Are you looking to expand beyond central Canada at some point?
In North America, several banks have started providing online loan platforms, either as an internal infrastructure strategy or through alliances with outside platforms, to radically change the borrowing experience of their customers and increase traction. In the US, American Express is about to debut its own online loan platform for SMEs to more effectively target and serve individuals and businesses who already are Amex clients. They will offer a maximum credit limit of USD $750,000.
In Canada, some banks are teaming up with factoring companies for their online platforms and automated processes, targeting SMEs to tap indirectly into this market. In fact, only a few of the major banks offer factoring solutions. Yet, they’re usually only interested in clients with over $8m in revenues, with maximum A/R payment terms of 90 days. Knowing that, per Statistics Canada, 98% of all businesses are SMEs, and that they represent 70% of the total private labour force, these alliances will provide a strong advantage over other competitors in the industry. The use of algorithms, software and technology to analyse data will enable them to approve loans faster than ever before, and to be more effective in doing so by reducing the risk of clerical errors.
What’s next for the company in 2017?
While most financial companies and banks are catching up with the digitisation of their processes, other companies and tech leaders are already working on the next big step in digitisation. In fact, IBM is pushing and helping industries get into blockchain technology, which consists of a distributed ledger system destined to record and manage sophisticated financial agreements between firms, hence allow every player in the process to see the same agreed set of legal documents. As an example, IBM Global Finance division has developed a blockchain application called the “shadowchain”. While IBM is not, for now, redoing its global financing and lending systems on a blockchain, the shadowchain is used to enhance the business process with new features that it currently does not. However, for these new technologies to be democratised, a broader legal context is also required, and the involvement of public institutions and policy makers is necessary.
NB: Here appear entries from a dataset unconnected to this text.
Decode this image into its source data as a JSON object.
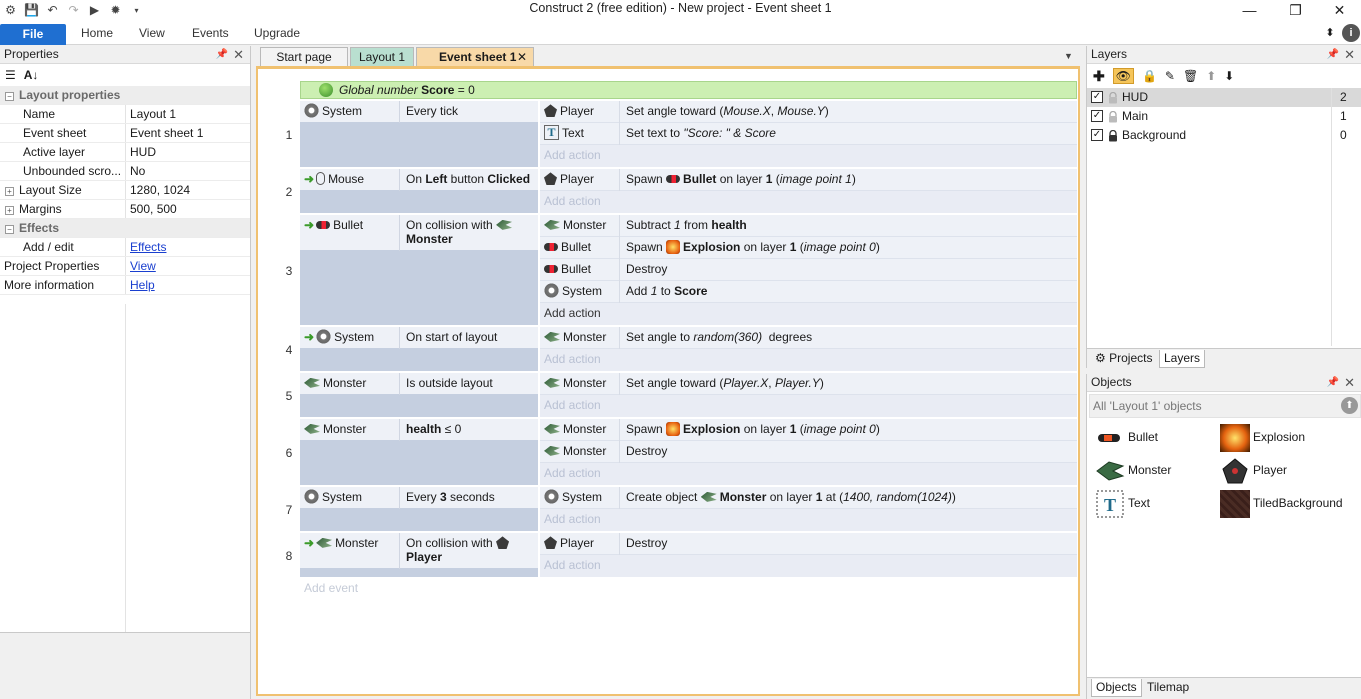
{
  "window": {
    "title": "Construct 2  (free edition) - New project - Event sheet 1",
    "minimize": "—",
    "restore": "❐",
    "close": "✕"
  },
  "ribbon": {
    "tabs": [
      "File",
      "Home",
      "View",
      "Events",
      "Upgrade"
    ],
    "collapse_icon": "⬍",
    "help_icon": "i"
  },
  "properties": {
    "title": "Properties",
    "rows": [
      {
        "key": "Layout properties",
        "value": "",
        "type": "category"
      },
      {
        "key": "Name",
        "value": "Layout 1"
      },
      {
        "key": "Event sheet",
        "value": "Event sheet 1"
      },
      {
        "key": "Active layer",
        "value": "HUD"
      },
      {
        "key": "Unbounded scro...",
        "value": "No"
      },
      {
        "key": "Layout Size",
        "value": "1280, 1024",
        "expand": true
      },
      {
        "key": "Margins",
        "value": "500, 500",
        "expand": true
      },
      {
        "key": "Effects",
        "value": "",
        "type": "category"
      },
      {
        "key": "Add / edit",
        "value": "Effects",
        "link": true
      },
      {
        "key": "Project Properties",
        "value": "View",
        "link": true,
        "toplevel": true
      },
      {
        "key": "More information",
        "value": "Help",
        "link": true,
        "toplevel": true
      }
    ]
  },
  "doc_tabs": [
    "Start page",
    "Layout 1",
    "Event sheet 1"
  ],
  "event_sheet": {
    "global": {
      "prefix": "Global number",
      "name": "Score",
      "suffix": "= 0"
    },
    "add_event": "Add event",
    "add_action": "Add action",
    "events": [
      {
        "n": "1",
        "conditions": [
          {
            "obj": "System",
            "text": "Every tick"
          }
        ],
        "actions": [
          {
            "obj": "Player",
            "text": "Set angle toward (Mouse.X, Mouse.Y)"
          },
          {
            "obj": "Text",
            "text": "Set text to \"Score: \" & Score"
          }
        ]
      },
      {
        "n": "2",
        "conditions": [
          {
            "obj": "Mouse",
            "text": "On Left button Clicked"
          }
        ],
        "actions": [
          {
            "obj": "Player",
            "text": "Spawn  Bullet on layer 1 (image point 1)"
          }
        ]
      },
      {
        "n": "3",
        "conditions": [
          {
            "obj": "Bullet",
            "text": "On collision with  Monster"
          }
        ],
        "actions": [
          {
            "obj": "Monster",
            "text": "Subtract 1 from health"
          },
          {
            "obj": "Bullet",
            "text": "Spawn  Explosion on layer 1 (image point 0)"
          },
          {
            "obj": "Bullet",
            "text": "Destroy"
          },
          {
            "obj": "System",
            "text": "Add 1 to Score"
          }
        ]
      },
      {
        "n": "4",
        "conditions": [
          {
            "obj": "System",
            "text": "On start of layout"
          }
        ],
        "actions": [
          {
            "obj": "Monster",
            "text": "Set angle to random(360)  degrees"
          }
        ]
      },
      {
        "n": "5",
        "conditions": [
          {
            "obj": "Monster",
            "text": "Is outside layout"
          }
        ],
        "actions": [
          {
            "obj": "Monster",
            "text": "Set angle toward (Player.X, Player.Y)"
          }
        ]
      },
      {
        "n": "6",
        "conditions": [
          {
            "obj": "Monster",
            "text": "health ≤ 0"
          }
        ],
        "actions": [
          {
            "obj": "Monster",
            "text": "Spawn  Explosion on layer 1 (image point 0)"
          },
          {
            "obj": "Monster",
            "text": "Destroy"
          }
        ]
      },
      {
        "n": "7",
        "conditions": [
          {
            "obj": "System",
            "text": "Every 3 seconds"
          }
        ],
        "actions": [
          {
            "obj": "System",
            "text": "Create object  Monster on layer 1 at (1400, random(1024))"
          }
        ]
      },
      {
        "n": "8",
        "conditions": [
          {
            "obj": "Monster",
            "text": "On collision with  Player"
          }
        ],
        "actions": [
          {
            "obj": "Player",
            "text": "Destroy"
          }
        ]
      }
    ]
  },
  "layers": {
    "title": "Layers",
    "items": [
      {
        "name": "HUD",
        "index": "2",
        "checked": true,
        "locked": false
      },
      {
        "name": "Main",
        "index": "1",
        "checked": true,
        "locked": false
      },
      {
        "name": "Background",
        "index": "0",
        "checked": true,
        "locked": true
      }
    ],
    "bottom_tabs": [
      "Projects",
      "Layers"
    ]
  },
  "objects": {
    "title": "Objects",
    "filter": "All 'Layout 1' objects",
    "items": [
      "Bullet",
      "Explosion",
      "Monster",
      "Player",
      "Text",
      "TiledBackground"
    ],
    "bottom_tabs": [
      "Objects",
      "Tilemap"
    ]
  },
  "colors": {
    "file_tab": "#1f6fd1",
    "global_var_bg": "#ccefb2",
    "event_tab": "#f8d9a8",
    "layout_tab": "#b9dfd0"
  }
}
The future will tell us how technology and data can be used, combined and leveraged to create value in all forms and processes. More importantly, understanding how technology, data and artificial intelligence can be integrated altogether will define the future of digitisation.